- **Task details**:
Give the number of lines in the data below where the string "dezvous" occurs, and nothing else.
============
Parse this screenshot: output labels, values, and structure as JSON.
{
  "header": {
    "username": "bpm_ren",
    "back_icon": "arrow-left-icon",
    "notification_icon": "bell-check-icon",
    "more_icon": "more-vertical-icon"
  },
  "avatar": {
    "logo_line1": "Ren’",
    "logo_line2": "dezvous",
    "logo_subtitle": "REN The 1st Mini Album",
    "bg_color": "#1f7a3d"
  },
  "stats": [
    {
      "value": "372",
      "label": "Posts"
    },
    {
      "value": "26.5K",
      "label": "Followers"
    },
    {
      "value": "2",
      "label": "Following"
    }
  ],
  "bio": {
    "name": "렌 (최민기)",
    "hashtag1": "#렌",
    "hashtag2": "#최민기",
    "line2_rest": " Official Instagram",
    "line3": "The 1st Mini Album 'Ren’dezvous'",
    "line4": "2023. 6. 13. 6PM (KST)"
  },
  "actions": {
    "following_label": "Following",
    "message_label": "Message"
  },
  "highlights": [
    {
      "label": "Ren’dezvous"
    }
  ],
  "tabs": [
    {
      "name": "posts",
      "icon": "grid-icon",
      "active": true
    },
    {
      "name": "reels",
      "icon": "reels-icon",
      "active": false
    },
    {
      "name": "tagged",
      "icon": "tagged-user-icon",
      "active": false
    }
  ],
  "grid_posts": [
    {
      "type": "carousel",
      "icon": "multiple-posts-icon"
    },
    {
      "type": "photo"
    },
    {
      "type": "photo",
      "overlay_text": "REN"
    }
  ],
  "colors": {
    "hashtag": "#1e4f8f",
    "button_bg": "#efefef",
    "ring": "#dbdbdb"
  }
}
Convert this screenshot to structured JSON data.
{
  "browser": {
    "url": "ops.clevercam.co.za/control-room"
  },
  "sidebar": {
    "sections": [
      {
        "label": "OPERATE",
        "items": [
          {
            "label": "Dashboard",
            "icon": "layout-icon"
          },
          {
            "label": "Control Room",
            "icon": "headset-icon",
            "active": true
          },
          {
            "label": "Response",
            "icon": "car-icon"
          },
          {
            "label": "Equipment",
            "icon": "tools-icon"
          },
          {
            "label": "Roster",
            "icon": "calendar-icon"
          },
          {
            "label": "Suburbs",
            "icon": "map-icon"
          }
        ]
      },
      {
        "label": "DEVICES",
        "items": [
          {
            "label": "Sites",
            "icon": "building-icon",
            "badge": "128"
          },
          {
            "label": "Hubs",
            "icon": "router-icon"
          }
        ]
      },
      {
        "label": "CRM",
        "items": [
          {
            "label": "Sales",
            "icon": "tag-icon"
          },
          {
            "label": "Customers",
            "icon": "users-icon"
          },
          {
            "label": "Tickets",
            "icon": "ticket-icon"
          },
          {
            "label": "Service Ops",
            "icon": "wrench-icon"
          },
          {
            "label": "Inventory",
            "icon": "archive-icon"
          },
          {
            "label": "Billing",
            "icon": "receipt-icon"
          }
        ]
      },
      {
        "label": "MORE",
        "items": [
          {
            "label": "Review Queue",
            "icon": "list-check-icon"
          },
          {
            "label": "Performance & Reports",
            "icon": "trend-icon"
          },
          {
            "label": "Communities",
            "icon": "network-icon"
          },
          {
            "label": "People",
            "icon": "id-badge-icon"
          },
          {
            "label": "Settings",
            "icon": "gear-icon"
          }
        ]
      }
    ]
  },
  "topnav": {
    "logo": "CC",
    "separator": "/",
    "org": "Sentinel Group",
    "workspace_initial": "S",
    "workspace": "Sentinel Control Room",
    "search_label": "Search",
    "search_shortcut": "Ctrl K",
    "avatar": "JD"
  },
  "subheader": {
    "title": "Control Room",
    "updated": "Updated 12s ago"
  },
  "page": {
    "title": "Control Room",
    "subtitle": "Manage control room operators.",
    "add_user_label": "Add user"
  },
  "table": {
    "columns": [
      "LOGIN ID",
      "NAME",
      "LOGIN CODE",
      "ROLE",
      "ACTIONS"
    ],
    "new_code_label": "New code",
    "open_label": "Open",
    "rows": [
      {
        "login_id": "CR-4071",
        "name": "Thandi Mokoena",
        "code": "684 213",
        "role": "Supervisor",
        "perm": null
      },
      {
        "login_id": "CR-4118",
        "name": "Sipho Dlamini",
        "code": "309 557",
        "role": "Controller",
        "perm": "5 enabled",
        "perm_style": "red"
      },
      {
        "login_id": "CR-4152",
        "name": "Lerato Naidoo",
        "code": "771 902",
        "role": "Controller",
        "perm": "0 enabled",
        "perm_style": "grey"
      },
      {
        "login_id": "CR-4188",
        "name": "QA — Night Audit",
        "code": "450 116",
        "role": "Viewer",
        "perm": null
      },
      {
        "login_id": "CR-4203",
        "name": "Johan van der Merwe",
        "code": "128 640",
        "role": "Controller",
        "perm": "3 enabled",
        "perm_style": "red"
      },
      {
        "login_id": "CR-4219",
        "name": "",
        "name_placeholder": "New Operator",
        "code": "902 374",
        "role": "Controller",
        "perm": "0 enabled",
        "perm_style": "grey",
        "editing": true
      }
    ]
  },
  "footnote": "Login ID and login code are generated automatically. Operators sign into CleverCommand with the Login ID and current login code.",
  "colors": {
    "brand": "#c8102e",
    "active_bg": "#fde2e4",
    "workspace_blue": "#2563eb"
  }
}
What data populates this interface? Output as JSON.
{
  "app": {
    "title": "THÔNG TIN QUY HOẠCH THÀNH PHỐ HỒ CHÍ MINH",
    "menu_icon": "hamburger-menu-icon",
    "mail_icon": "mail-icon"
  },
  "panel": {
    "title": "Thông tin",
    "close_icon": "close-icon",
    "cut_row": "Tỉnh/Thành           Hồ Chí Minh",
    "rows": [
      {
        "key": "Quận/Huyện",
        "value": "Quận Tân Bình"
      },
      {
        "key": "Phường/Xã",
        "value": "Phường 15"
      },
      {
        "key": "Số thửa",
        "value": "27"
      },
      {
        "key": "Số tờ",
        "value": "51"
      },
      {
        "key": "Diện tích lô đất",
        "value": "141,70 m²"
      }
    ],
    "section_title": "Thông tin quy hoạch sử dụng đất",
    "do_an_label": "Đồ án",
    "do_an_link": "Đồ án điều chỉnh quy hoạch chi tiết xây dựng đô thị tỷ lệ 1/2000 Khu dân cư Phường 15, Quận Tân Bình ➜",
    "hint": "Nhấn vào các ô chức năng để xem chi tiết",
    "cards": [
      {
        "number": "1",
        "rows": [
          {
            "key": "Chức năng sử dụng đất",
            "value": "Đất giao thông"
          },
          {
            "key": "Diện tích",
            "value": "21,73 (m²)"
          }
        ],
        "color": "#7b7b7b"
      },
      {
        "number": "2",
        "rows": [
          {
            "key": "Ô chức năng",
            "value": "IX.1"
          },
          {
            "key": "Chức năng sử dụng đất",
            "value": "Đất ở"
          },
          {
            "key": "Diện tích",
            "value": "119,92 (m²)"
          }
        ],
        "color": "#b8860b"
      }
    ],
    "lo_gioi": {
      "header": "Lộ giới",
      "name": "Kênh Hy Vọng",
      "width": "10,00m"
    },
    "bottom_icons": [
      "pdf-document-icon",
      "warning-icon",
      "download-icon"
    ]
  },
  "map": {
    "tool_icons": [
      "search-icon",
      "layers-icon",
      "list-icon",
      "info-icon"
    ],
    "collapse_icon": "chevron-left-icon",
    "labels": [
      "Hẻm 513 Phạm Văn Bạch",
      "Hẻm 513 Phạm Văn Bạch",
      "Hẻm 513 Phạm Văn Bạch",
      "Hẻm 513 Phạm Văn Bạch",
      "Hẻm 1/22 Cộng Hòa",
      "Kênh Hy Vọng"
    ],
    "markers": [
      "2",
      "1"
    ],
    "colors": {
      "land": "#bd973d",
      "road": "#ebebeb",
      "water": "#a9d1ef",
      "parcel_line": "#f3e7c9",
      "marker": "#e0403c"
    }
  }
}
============
- **Your solution**:
3